- Developer: Eastasiasoft / CosmiKankei
- Publisher: eastasiasoft
- Release Date: 17/12/2020
- Price: £7.99 / $8.99
- Review code provided by eastasiasoft
Introducing: Crawlco Block Knockers Switch Review
When YouTube needs you to login so it can confirm your age before showing you a trailer, you know you’ve stumbled on something crazy. Crawlco Block Knockers claims to be a unique blend of reveal mechanics and match-3 puzzle action.
So, there you are; a freshly hired warehouse worker tasked with dragging or kicking blocks of different colours into designated loading zones. If you gather three of the same coloured crates, they’ll disappear and reveal a piece of a picture depicting a scantily clad lady. You can neither shove, nor jump on the blocks you’re about to move. Although, you can jump on any of the other blocks that are laying about and hindering your movements.
Your character is able to kick forward, backwards, or drag your colourful block friends. Oh, and you aren’t alone! That’s not to mean you can get help from another player. Rather, there will be enemies whose contact will take away one of your precious lives! Some enemies are minor threats and can be squished by a well-placed block. While others have higher health and even shoot at you. Then there’s those that are prone to home-in on your position, thus making your life exceedingly difficult – or taking it away altogether.
If this is how warehouses operate…
Crawlco Block Knockers is straightforward. Before the action begins, you’ll have to play through a tutorial. You’ll not be alone during this as a friendly bee – Warehouse bee, what a pun! – will show you the ropes. The real fun begins after you complete this. Crawlco Block Knockers is divided into sections: it’ll consist of two girls, then be followed by a monster. Each girl’s section is made up of three stages. Your task is to progress through these to unlock the next girl. Finish the her stages too, and you unlock the boss stage. Finish off your foe and the next girl awaits you – rinse and repeat.
Your task in the stages is, as I’ve already described above, to get the blocks into the loading zone, thus revealing the hidden picture. You’ll be doing this while also avoiding death by monsters or their projectiles. The loading zone is designated by a thin line on the ground. If you can fill it completely, you’ll earn what is called a Perfect Silhouette. This will unlock the image in your gallery and also award you with a star. Collect enough of these and you can trade them in to skip a boss encounter. This helps in case the boss is too tough for you.

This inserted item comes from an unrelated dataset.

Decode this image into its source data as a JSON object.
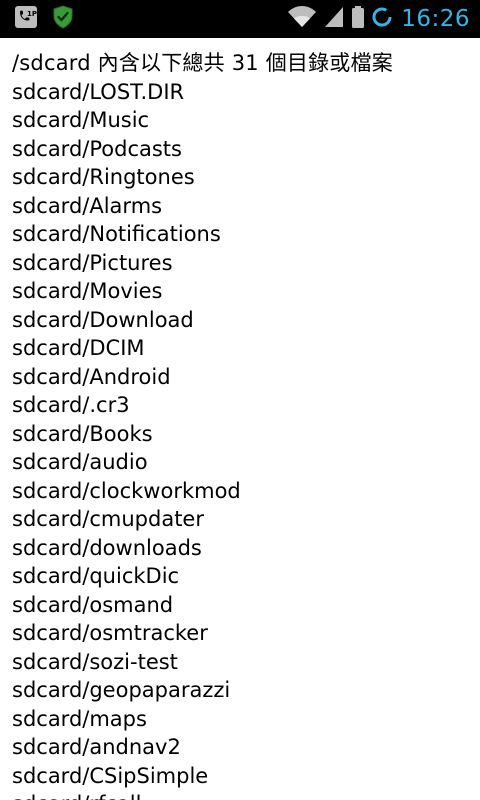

Speaking of boss fights; you’re not supposed to match blocks here. Instead, you hurl them at the boss monster to defeat it. As the monsters are quick and have a variety of moves and attacks, this can be very tricky. So, I recommend you go and collect those stars.
Did you miss getting a Perfect Silhouette? Well, perhaps it was good enough to earn you a Nice Clear. This adds an extra life to your stock. That’s very handy when you keep in mind all the pests that are out for your life. Did you not even get a nice clear? Try again and do better. You might get a better score as well!
… I want nothing to do with them!
Remember the 80s? The neon coloured everythings? The synth music tracks blaring out of ghetto-blasters? If you do, you’ll feel right at home in this game. The aesthetics and music are so down to the 80s that you’ll wonder if your Commodore 64 would be able to play the game. Luckily, that won’t be necessary, as it plays just fine on the Nintendo Switch with no hiccups and stutters. Everything grooves along just fine. For old folks like me, it’s a short trip down memory lane.
That’s a drag!
I have only one gripe; the controls. It’s not that they’re counter-intuitive though. Press ‘A’ to kick, press ‘B’ to grab. Simple, right? Your special move – the backwards kick – however, forces you to press ‘B’, and to keep it pressed before then pressing ‘A’. Get the timing slightly wrong and you’ll either simply grab the block, or kick it in the wrong direction.
To add insult to injury, moving your character around feels sluggish when using both the control stick and dpad of your Joy-Con. Using a controller with a real dpad does mitigate the situation slightly. Then again, playing this game on the family TV might not be the best of ideas.
Where does all of this leave us? Well, the puzzle mechanics are incredibly easy to learn. Mastering them to full potential is going to take practice, and practice you’ll get if you want to unlock all the images. So, replayability is high, even when you’re not interested in getting new high scores. Frustration can easily set in however, especially during the boss fights, since you move a lot slower than your opponent. A dash mechanic would have been nice!
- Option to turn off enemies makes the game easier
- Humorous story
- Easy to learn but hard to master mechanics
- Flashback to the 80s
- Very tough boss fights – but can be avoided by collecting enough stars in the puzzle stages